Needed from the data below: all lines that contain the word "page".

___ Data records ___

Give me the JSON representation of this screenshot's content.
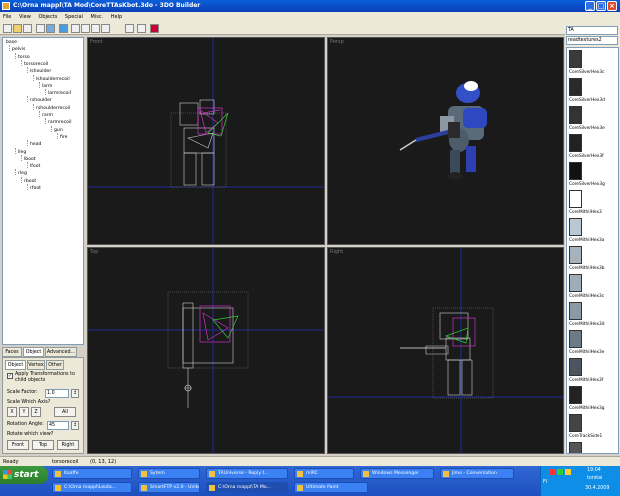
{
  "window": {
    "title": "C:\\Orna mappl\\TA Mod\\CoreTTAsKbot.3do - 3DO Builder",
    "controls": [
      "_",
      "□",
      "×"
    ]
  },
  "menu": [
    "File",
    "View",
    "Objects",
    "Special",
    "Misc.",
    "Help"
  ],
  "tree": [
    {
      "label": "base",
      "depth": 0
    },
    {
      "label": "pelvis",
      "depth": 1
    },
    {
      "label": "torso",
      "depth": 2
    },
    {
      "label": "torsorecoil",
      "depth": 3
    },
    {
      "label": "lshoulder",
      "depth": 4
    },
    {
      "label": "lshoulderrecoil",
      "depth": 5
    },
    {
      "label": "larm",
      "depth": 6
    },
    {
      "label": "larmrecoil",
      "depth": 7
    },
    {
      "label": "rshoulder",
      "depth": 4
    },
    {
      "label": "rshoulderrecoil",
      "depth": 5
    },
    {
      "label": "rarm",
      "depth": 6
    },
    {
      "label": "rarmrecoil",
      "depth": 7
    },
    {
      "label": "gun",
      "depth": 8
    },
    {
      "label": "fire",
      "depth": 9
    },
    {
      "label": "head",
      "depth": 4
    },
    {
      "label": "lleg",
      "depth": 2
    },
    {
      "label": "lboot",
      "depth": 3
    },
    {
      "label": "lfoot",
      "depth": 4
    },
    {
      "label": "rleg",
      "depth": 2
    },
    {
      "label": "rboot",
      "depth": 3
    },
    {
      "label": "rfoot",
      "depth": 4
    }
  ],
  "left_tabs": [
    "Faces",
    "Object",
    "Advanced..."
  ],
  "sub_tabs": [
    "Object",
    "Vertex",
    "Other"
  ],
  "props": {
    "apply_transform": "Apply Transformations to child objects",
    "scale_factor_label": "Scale Factor:",
    "scale_factor_value": "1.0",
    "scale_axis_label": "Scale Which Axis?",
    "axes": [
      "X",
      "Y",
      "Z",
      "All"
    ],
    "rotation_label": "Rotation Angle:",
    "rotation_value": "45",
    "rotate_view_label": "Rotate which view?",
    "views": [
      "Front",
      "Top",
      "Right"
    ]
  },
  "viewports": [
    "Front",
    "Persp",
    "Top",
    "Right"
  ],
  "right_panel": {
    "combo1": "TA",
    "combo2": "readtextures2",
    "textures": [
      {
        "name": "CoreSilverHex3c",
        "color": "#3a3a3a"
      },
      {
        "name": "CoreSilverHex3d",
        "color": "#2a2a2a"
      },
      {
        "name": "CoreSilverHex3e",
        "color": "#333333"
      },
      {
        "name": "CoreSilverHex3f",
        "color": "#222222"
      },
      {
        "name": "CoreSilverHex3g",
        "color": "#111111"
      },
      {
        "name": "CoreMithilHex3",
        "color": "#ffffff"
      },
      {
        "name": "CoreMithilHex3a",
        "color": "#b9c8d4"
      },
      {
        "name": "CoreMithilHex3b",
        "color": "#a6b3bd"
      },
      {
        "name": "CoreMithilHex3c",
        "color": "#9fadb8"
      },
      {
        "name": "CoreMithilHex3d",
        "color": "#8b9aa5"
      },
      {
        "name": "CoreMithilHex3e",
        "color": "#6d7b86"
      },
      {
        "name": "CoreMithilHex3f",
        "color": "#4a5560"
      },
      {
        "name": "CoreMithilHex3g",
        "color": "#222222"
      },
      {
        "name": "CoreTrackSide1",
        "color": "#444444"
      },
      {
        "name": "CoreTrackSide1b",
        "color": "#555555"
      }
    ]
  },
  "status": {
    "ready": "Ready",
    "object": "torsorecoil",
    "coords": "(0, 13, 12)"
  },
  "taskbar": {
    "start": "start",
    "tasks_row1": [
      "Kaaffe",
      "Sytem",
      "TAUniverse - Reply t...",
      "mIRC",
      "Windows Messenger",
      "Jimo - Conversation"
    ],
    "tasks_row2": [
      "C:\\Orna mappl\\Leuta...",
      "SmartFTP v2.0 - Uniko...",
      "C:\\Orna mappl\\TA Mo...",
      "Ultimate Paint"
    ],
    "lang": "FI",
    "time": "19:04",
    "day": "torstai",
    "date": "30.4.2009"
  },
  "colors": {
    "titlebar": "#0a5fd9",
    "viewport_bg": "#1a1a1a",
    "axis_line": "#1e2b9a",
    "wire_model": "#cfcfcf",
    "wire_selected": "#cc33cc",
    "wire_green": "#33cc33",
    "taskbar": "#245edb"
  }
}
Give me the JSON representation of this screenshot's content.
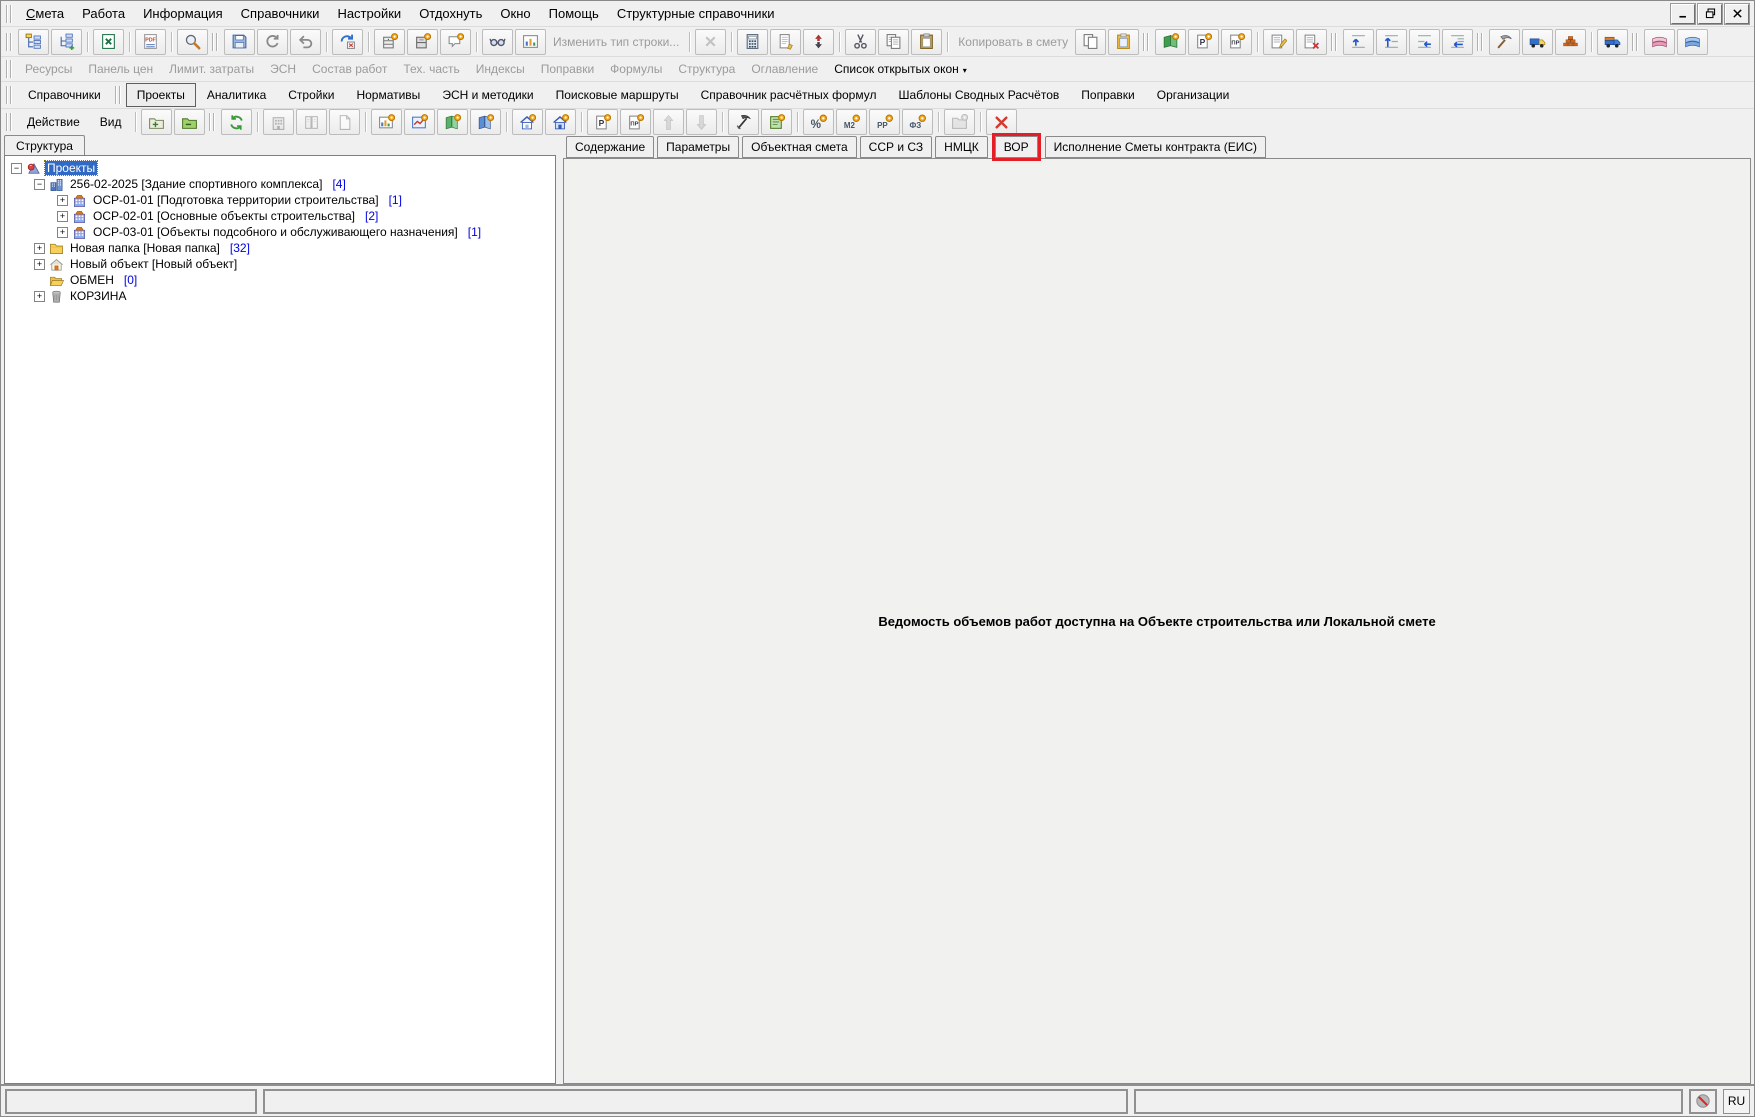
{
  "colors": {
    "selection_blue": "#316ac5",
    "count_blue": "#0000e6",
    "highlight_red": "#e41e26"
  },
  "menubar": {
    "items": [
      {
        "id": "smeta",
        "label": "Смета",
        "accel": true
      },
      {
        "id": "rabota",
        "label": "Работа"
      },
      {
        "id": "informaciya",
        "label": "Информация"
      },
      {
        "id": "spravochniki",
        "label": "Справочники"
      },
      {
        "id": "nastroyki",
        "label": "Настройки"
      },
      {
        "id": "otdohnut",
        "label": "Отдохнуть"
      },
      {
        "id": "okno",
        "label": "Окно"
      },
      {
        "id": "pomosch",
        "label": "Помощь"
      },
      {
        "id": "strukturnye-spravochniki",
        "label": "Структурные справочники"
      }
    ]
  },
  "window_controls": [
    "minimize",
    "restore",
    "close"
  ],
  "toolbar_main": {
    "groups": [
      {
        "grip": true,
        "buttons": [
          {
            "icon": "tree-structure"
          },
          {
            "icon": "tree-add"
          }
        ]
      },
      {
        "buttons": [
          {
            "icon": "excel"
          }
        ]
      },
      {
        "buttons": [
          {
            "icon": "pdf"
          }
        ]
      },
      {
        "buttons": [
          {
            "icon": "search"
          }
        ]
      },
      {
        "grip": true,
        "buttons": [
          {
            "icon": "save"
          },
          {
            "icon": "refresh"
          },
          {
            "icon": "undo"
          }
        ]
      },
      {
        "buttons": [
          {
            "icon": "unlock"
          }
        ]
      },
      {
        "buttons": [
          {
            "icon": "cabinet-gear"
          },
          {
            "icon": "cabinet-gear2"
          },
          {
            "icon": "comment-gear"
          }
        ]
      },
      {
        "buttons": [
          {
            "icon": "glasses"
          },
          {
            "icon": "chart"
          },
          {
            "label": "Изменить тип строки...",
            "disabled": true,
            "name": "change-row-type-button"
          }
        ]
      },
      {
        "buttons": [
          {
            "icon": "close-gray",
            "disabled": true
          }
        ]
      },
      {
        "buttons": [
          {
            "icon": "calculator"
          },
          {
            "icon": "page-edit"
          },
          {
            "icon": "sort-updown"
          }
        ]
      },
      {
        "buttons": [
          {
            "icon": "cut"
          },
          {
            "icon": "copy"
          },
          {
            "icon": "paste"
          }
        ]
      },
      {
        "buttons": [
          {
            "label": "Копировать в смету",
            "disabled": true,
            "name": "copy-to-estimate-button"
          },
          {
            "icon": "copy-doc"
          },
          {
            "icon": "paste-doc"
          }
        ]
      },
      {
        "grip": true,
        "buttons": [
          {
            "icon": "book-gear"
          },
          {
            "icon": "page-p"
          },
          {
            "icon": "page-pr"
          }
        ]
      },
      {
        "buttons": [
          {
            "icon": "edit-add"
          },
          {
            "icon": "edit-del"
          }
        ]
      },
      {
        "grip": true,
        "buttons": [
          {
            "icon": "indent-up"
          },
          {
            "icon": "indent-up2"
          },
          {
            "icon": "indent-left"
          },
          {
            "icon": "indent-left2"
          }
        ]
      },
      {
        "grip": true,
        "buttons": [
          {
            "icon": "hammer"
          },
          {
            "icon": "truck"
          },
          {
            "icon": "bricks"
          }
        ]
      },
      {
        "buttons": [
          {
            "icon": "truck-cargo"
          }
        ]
      },
      {
        "grip": true,
        "buttons": [
          {
            "icon": "book-pink"
          },
          {
            "icon": "book-blue"
          }
        ]
      }
    ]
  },
  "panel_strip": {
    "dropdown_glyph": "▾",
    "items": [
      {
        "id": "resursy",
        "label": "Ресурсы",
        "disabled": true
      },
      {
        "id": "panel-cen",
        "label": "Панель цен",
        "disabled": true
      },
      {
        "id": "limit-zatraty",
        "label": "Лимит. затраты",
        "disabled": true
      },
      {
        "id": "esn",
        "label": "ЭСН",
        "disabled": true
      },
      {
        "id": "sostav-rabot",
        "label": "Состав работ",
        "disabled": true
      },
      {
        "id": "teh-chast",
        "label": "Тех. часть",
        "disabled": true
      },
      {
        "id": "indeksy",
        "label": "Индексы",
        "disabled": true
      },
      {
        "id": "popravki",
        "label": "Поправки",
        "disabled": true
      },
      {
        "id": "formuly",
        "label": "Формулы",
        "disabled": true
      },
      {
        "id": "struktura",
        "label": "Структура",
        "disabled": true
      },
      {
        "id": "oglavlenie",
        "label": "Оглавление",
        "disabled": true
      },
      {
        "id": "spisok-otkrytyh-okon",
        "label": "Список открытых окон",
        "disabled": false,
        "dropdown": true
      }
    ]
  },
  "main_tabs": {
    "items": [
      {
        "id": "spravochniki",
        "label": "Справочники",
        "grip": true
      },
      {
        "id": "proekty",
        "label": "Проекты",
        "grip": true,
        "active": true
      },
      {
        "id": "analitika",
        "label": "Аналитика"
      },
      {
        "id": "stroyki",
        "label": "Стройки"
      },
      {
        "id": "normativy",
        "label": "Нормативы"
      },
      {
        "id": "esn-i-metodiki",
        "label": "ЭСН и методики"
      },
      {
        "id": "poiskovye-marshruty",
        "label": "Поисковые маршруты"
      },
      {
        "id": "spravochnik-raschetnyh-formul",
        "label": "Справочник расчётных формул"
      },
      {
        "id": "shablony-svodnyh-raschetov",
        "label": "Шаблоны Сводных Расчётов"
      },
      {
        "id": "popravki",
        "label": "Поправки"
      },
      {
        "id": "organizacii",
        "label": "Организации"
      }
    ]
  },
  "action_bar": {
    "menus": [
      {
        "id": "deystvie",
        "label": "Действие"
      },
      {
        "id": "vid",
        "label": "Вид"
      }
    ],
    "groups": [
      {
        "buttons": [
          {
            "icon": "folder-plus"
          },
          {
            "icon": "folder-minus"
          }
        ]
      },
      {
        "grip": true,
        "buttons": [
          {
            "icon": "refresh-green"
          }
        ]
      },
      {
        "buttons": [
          {
            "icon": "building",
            "disabled": true
          },
          {
            "icon": "book-columns",
            "disabled": true
          },
          {
            "icon": "page-small",
            "disabled": true
          }
        ]
      },
      {
        "buttons": [
          {
            "icon": "chart-gear"
          },
          {
            "icon": "chart-gear2"
          },
          {
            "icon": "book-green-gear"
          },
          {
            "icon": "book-blue-gear"
          }
        ]
      },
      {
        "buttons": [
          {
            "icon": "house-gear"
          },
          {
            "icon": "house-gear2"
          }
        ]
      },
      {
        "buttons": [
          {
            "icon": "page-p",
            "name": "page-p-action-button"
          },
          {
            "icon": "page-pr",
            "name": "page-pr-action-button"
          },
          {
            "icon": "arrow-up",
            "disabled": true
          },
          {
            "icon": "arrow-down",
            "disabled": true
          }
        ]
      },
      {
        "buttons": [
          {
            "icon": "pickaxe-dark"
          },
          {
            "icon": "green-doc-gear"
          }
        ]
      },
      {
        "buttons": [
          {
            "icon": "percent-gear"
          },
          {
            "icon": "m2-gear"
          },
          {
            "icon": "pp-gear"
          },
          {
            "icon": "f3-gear"
          }
        ]
      },
      {
        "buttons": [
          {
            "icon": "folder-gear",
            "disabled": true
          }
        ]
      },
      {
        "buttons": [
          {
            "icon": "close-red"
          }
        ]
      }
    ]
  },
  "left_panel": {
    "tab_label": "Структура",
    "tree": [
      {
        "id": "proekty",
        "level": 0,
        "expander": "minus",
        "icon": "projects",
        "label": "Проекты",
        "selected": true
      },
      {
        "id": "256-02-2025",
        "level": 1,
        "expander": "minus",
        "icon": "building-blue",
        "label": "256-02-2025 [Здание спортивного комплекса]",
        "count": "[4]"
      },
      {
        "id": "osr-01-01",
        "level": 2,
        "expander": "plus",
        "icon": "osr-object",
        "label": "ОСР-01-01 [Подготовка территории строительства]",
        "count": "[1]"
      },
      {
        "id": "osr-02-01",
        "level": 2,
        "expander": "plus",
        "icon": "osr-object",
        "label": "ОСР-02-01 [Основные объекты строительства]",
        "count": "[2]"
      },
      {
        "id": "osr-03-01",
        "level": 2,
        "expander": "plus",
        "icon": "osr-object",
        "label": "ОСР-03-01 [Объекты подсобного и обслуживающего назначения]",
        "count": "[1]"
      },
      {
        "id": "novaya-papka",
        "level": 1,
        "expander": "plus",
        "icon": "folder-yellow",
        "label": "Новая папка [Новая папка]",
        "count": "[32]"
      },
      {
        "id": "novyy-obekt",
        "level": 1,
        "expander": "plus",
        "icon": "house-object",
        "label": "Новый объект [Новый объект]"
      },
      {
        "id": "obmen",
        "level": 1,
        "expander": "none",
        "icon": "exchange",
        "label": "ОБМЕН",
        "count": "[0]"
      },
      {
        "id": "korzina",
        "level": 1,
        "expander": "plus",
        "icon": "trash",
        "label": "КОРЗИНА"
      }
    ]
  },
  "right_panel": {
    "tabs": [
      {
        "id": "soderzhanie",
        "label": "Содержание"
      },
      {
        "id": "parametry",
        "label": "Параметры"
      },
      {
        "id": "obektnaya-smeta",
        "label": "Объектная смета"
      },
      {
        "id": "ssr-i-sz",
        "label": "ССР и СЗ"
      },
      {
        "id": "nmck",
        "label": "НМЦК"
      },
      {
        "id": "vor",
        "label": "ВОР",
        "active": true,
        "highlighted": true
      },
      {
        "id": "ispolnenie-smety-kontrakta-eis",
        "label": "Исполнение Сметы контракта (ЕИС)"
      }
    ],
    "message": "Ведомость объемов работ доступна на Объекте строительства или Локальной смете"
  },
  "status_bar": {
    "panels": [
      "",
      "",
      ""
    ],
    "language": "RU"
  }
}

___

Exercise solution -
            "icon": "page-edit"
            "icon": "page-p"
            "icon": "page-pr"
            "icon": "page-small",
            "icon": "page-p",
            "name": "page-p-action-button"
            "icon": "page-pr",
            "name": "page-pr-action-button"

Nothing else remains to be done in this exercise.